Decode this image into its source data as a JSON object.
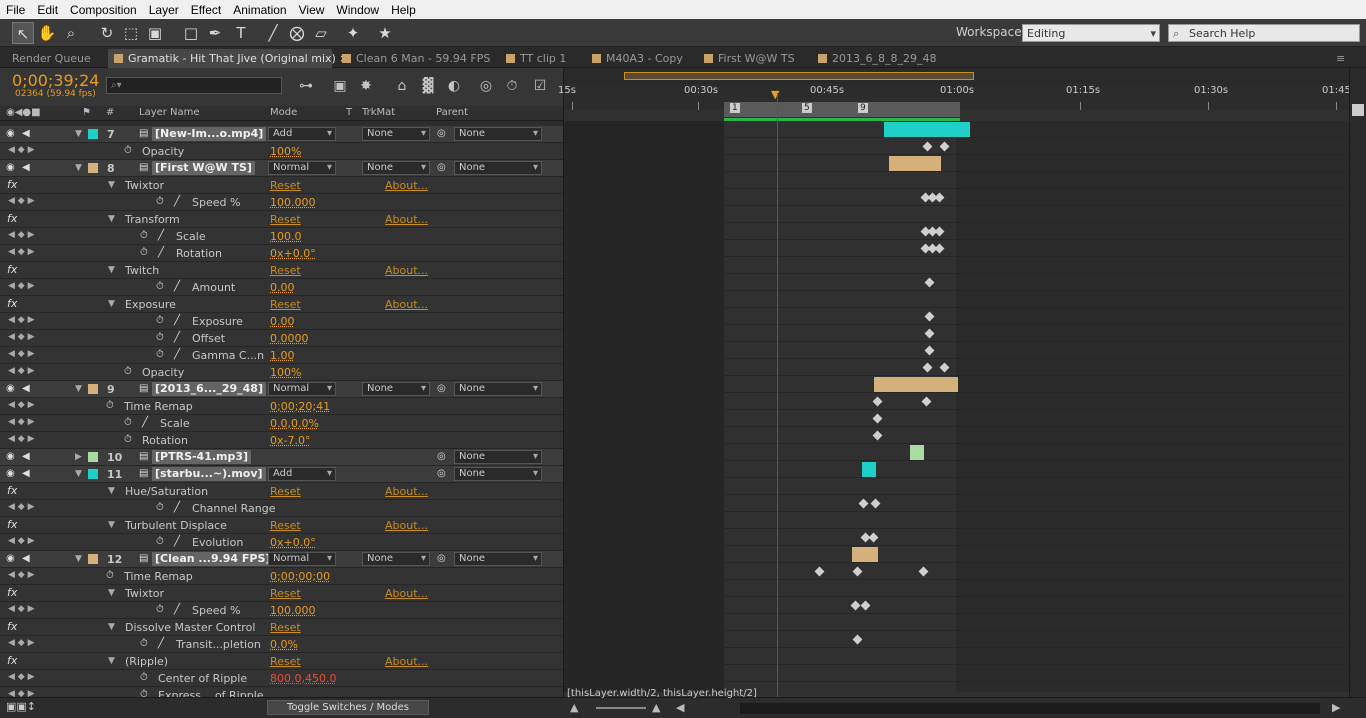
{
  "menu": [
    "File",
    "Edit",
    "Composition",
    "Layer",
    "Effect",
    "Animation",
    "View",
    "Window",
    "Help"
  ],
  "toolbar": {
    "tools": [
      "selection-tool-icon",
      "hand-tool-icon",
      "zoom-tool-icon",
      "rotation-tool-icon",
      "camera-tool-icon",
      "pan-behind-tool-icon",
      "rectangle-tool-icon",
      "text-tool-icon",
      "brush-tool-icon",
      "eraser-tool-icon",
      "roto-brush-tool-icon",
      "puppet-tool-icon"
    ],
    "workspace_label": "Workspace:",
    "workspace_value": "Editing",
    "search_help": "Search Help"
  },
  "tabs": [
    {
      "label": "Render Queue"
    },
    {
      "label": "Gramatik - Hit That Jive (Original mix)"
    },
    {
      "label": "Clean 6 Man - 59.94 FPS"
    },
    {
      "label": "TT clip 1"
    },
    {
      "label": "M40A3 - Copy"
    },
    {
      "label": "First W@W TS"
    },
    {
      "label": "2013_6_8_8_29_48"
    }
  ],
  "timecode": "0;00;39;24",
  "frame_info": "02364 (59.94 fps)",
  "search_placeholder": "⌕▾",
  "columns": {
    "label": "#",
    "layer_name": "Layer Name",
    "mode": "Mode",
    "t": "T",
    "trkmat": "TrkMat",
    "parent": "Parent"
  },
  "ruler": {
    "labels": [
      "15s",
      "00:30s",
      "00:45s",
      "01:00s",
      "01:15s",
      "01:30s",
      "01:45"
    ],
    "marker_1": "1",
    "marker_5": "5",
    "marker_9": "9"
  },
  "layers": [
    {
      "num": "7",
      "name": "[New-Im...o.mp4]",
      "mode": "Add",
      "trkmat": "None",
      "parent": "None",
      "color": "#1fd0c8"
    },
    {
      "num": "8",
      "name": "[First W@W TS]",
      "mode": "Normal",
      "trkmat": "None",
      "parent": "None",
      "color": "#d4b07a"
    },
    {
      "num": "9",
      "name": "[2013_6..._29_48]",
      "mode": "Normal",
      "trkmat": "None",
      "parent": "None",
      "color": "#d4b07a"
    },
    {
      "num": "10",
      "name": "[PTRS-41.mp3]",
      "parent": "None",
      "color": "#a8dca0"
    },
    {
      "num": "11",
      "name": "[starbu...~).mov]",
      "mode": "Add",
      "parent": "None",
      "color": "#1fd0c8"
    },
    {
      "num": "12",
      "name": "[Clean ...9.94 FPS]",
      "mode": "Normal",
      "trkmat": "None",
      "parent": "None",
      "color": "#d4b07a"
    }
  ],
  "props": {
    "opacity": "Opacity",
    "opacity_val": "100%",
    "twixtor": "Twixtor",
    "reset": "Reset",
    "about": "About...",
    "speed": "Speed %",
    "speed_val": "100.000",
    "transform": "Transform",
    "scale": "Scale",
    "scale_val": "100.0",
    "rotation": "Rotation",
    "rotation_val": "0x+0.0°",
    "twitch": "Twitch",
    "amount": "Amount",
    "amount_val": "0.00",
    "exposure_grp": "Exposure",
    "exposure": "Exposure",
    "exposure_val": "0.00",
    "offset": "Offset",
    "offset_val": "0.0000",
    "gamma": "Gamma C...n",
    "gamma_val": "1.00",
    "time_remap": "Time Remap",
    "time_remap_val9": "0;00;20;41",
    "scale_val9": "0.0,0.0%",
    "rotation_val9": "0x-7.0°",
    "hue_sat": "Hue/Saturation",
    "channel_range": "Channel Range",
    "turb_disp": "Turbulent Displace",
    "evolution": "Evolution",
    "evolution_val": "0x+0.0°",
    "time_remap_val12": "0;00;00;00",
    "dissolve": "Dissolve Master Control",
    "transit": "Transit...pletion",
    "transit_val": "0.0%",
    "ripple": "(Ripple)",
    "center_ripple": "Center of Ripple",
    "center_ripple_val": "800.0,450.0",
    "express": "Express... of Ripple"
  },
  "bottom": {
    "toggle": "Toggle Switches / Modes",
    "expression": "[thisLayer.width/2, thisLayer.height/2]"
  }
}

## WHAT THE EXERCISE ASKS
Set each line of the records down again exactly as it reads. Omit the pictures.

## COMPLETED EXERCISE
Decode this image into its source data as a JSON object.
{
  "menu": [
    "File",
    "Edit",
    "Composition",
    "Layer",
    "Effect",
    "Animation",
    "View",
    "Window",
    "Help"
  ],
  "toolbar": {
    "tools": [
      "selection-tool-icon",
      "hand-tool-icon",
      "zoom-tool-icon",
      "rotation-tool-icon",
      "camera-tool-icon",
      "pan-behind-tool-icon",
      "rectangle-tool-icon",
      "text-tool-icon",
      "brush-tool-icon",
      "eraser-tool-icon",
      "roto-brush-tool-icon",
      "puppet-tool-icon"
    ],
    "workspace_label": "Workspace:",
    "workspace_value": "Editing",
    "search_help": "Search Help"
  },
  "tabs": [
    {
      "label": "Render Queue"
    },
    {
      "label": "Gramatik - Hit That Jive (Original mix)"
    },
    {
      "label": "Clean 6 Man - 59.94 FPS"
    },
    {
      "label": "TT clip 1"
    },
    {
      "label": "M40A3 - Copy"
    },
    {
      "label": "First W@W TS"
    },
    {
      "label": "2013_6_8_8_29_48"
    }
  ],
  "timecode": "0;00;39;24",
  "frame_info": "02364 (59.94 fps)",
  "search_placeholder": "⌕▾",
  "columns": {
    "label": "#",
    "layer_name": "Layer Name",
    "mode": "Mode",
    "t": "T",
    "trkmat": "TrkMat",
    "parent": "Parent"
  },
  "ruler": {
    "labels": [
      "15s",
      "00:30s",
      "00:45s",
      "01:00s",
      "01:15s",
      "01:30s",
      "01:45"
    ],
    "marker_1": "1",
    "marker_5": "5",
    "marker_9": "9"
  },
  "layers": [
    {
      "num": "7",
      "name": "[New-Im...o.mp4]",
      "mode": "Add",
      "trkmat": "None",
      "parent": "None",
      "color": "#1fd0c8"
    },
    {
      "num": "8",
      "name": "[First W@W TS]",
      "mode": "Normal",
      "trkmat": "None",
      "parent": "None",
      "color": "#d4b07a"
    },
    {
      "num": "9",
      "name": "[2013_6..._29_48]",
      "mode": "Normal",
      "trkmat": "None",
      "parent": "None",
      "color": "#d4b07a"
    },
    {
      "num": "10",
      "name": "[PTRS-41.mp3]",
      "parent": "None",
      "color": "#a8dca0"
    },
    {
      "num": "11",
      "name": "[starbu...~).mov]",
      "mode": "Add",
      "parent": "None",
      "color": "#1fd0c8"
    },
    {
      "num": "12",
      "name": "[Clean ...9.94 FPS]",
      "mode": "Normal",
      "trkmat": "None",
      "parent": "None",
      "color": "#d4b07a"
    }
  ],
  "props": {
    "opacity": "Opacity",
    "opacity_val": "100%",
    "twixtor": "Twixtor",
    "reset": "Reset",
    "about": "About...",
    "speed": "Speed %",
    "speed_val": "100.000",
    "transform": "Transform",
    "scale": "Scale",
    "scale_val": "100.0",
    "rotation": "Rotation",
    "rotation_val": "0x+0.0°",
    "twitch": "Twitch",
    "amount": "Amount",
    "amount_val": "0.00",
    "exposure_grp": "Exposure",
    "exposure": "Exposure",
    "exposure_val": "0.00",
    "offset": "Offset",
    "offset_val": "0.0000",
    "gamma": "Gamma C...n",
    "gamma_val": "1.00",
    "time_remap": "Time Remap",
    "time_remap_val9": "0;00;20;41",
    "scale_val9": "0.0,0.0%",
    "rotation_val9": "0x-7.0°",
    "hue_sat": "Hue/Saturation",
    "channel_range": "Channel Range",
    "turb_disp": "Turbulent Displace",
    "evolution": "Evolution",
    "evolution_val": "0x+0.0°",
    "time_remap_val12": "0;00;00;00",
    "dissolve": "Dissolve Master Control",
    "transit": "Transit...pletion",
    "transit_val": "0.0%",
    "ripple": "(Ripple)",
    "center_ripple": "Center of Ripple",
    "center_ripple_val": "800.0,450.0",
    "express": "Express... of Ripple"
  },
  "bottom": {
    "toggle": "Toggle Switches / Modes",
    "expression": "[thisLayer.width/2, thisLayer.height/2]"
  }
}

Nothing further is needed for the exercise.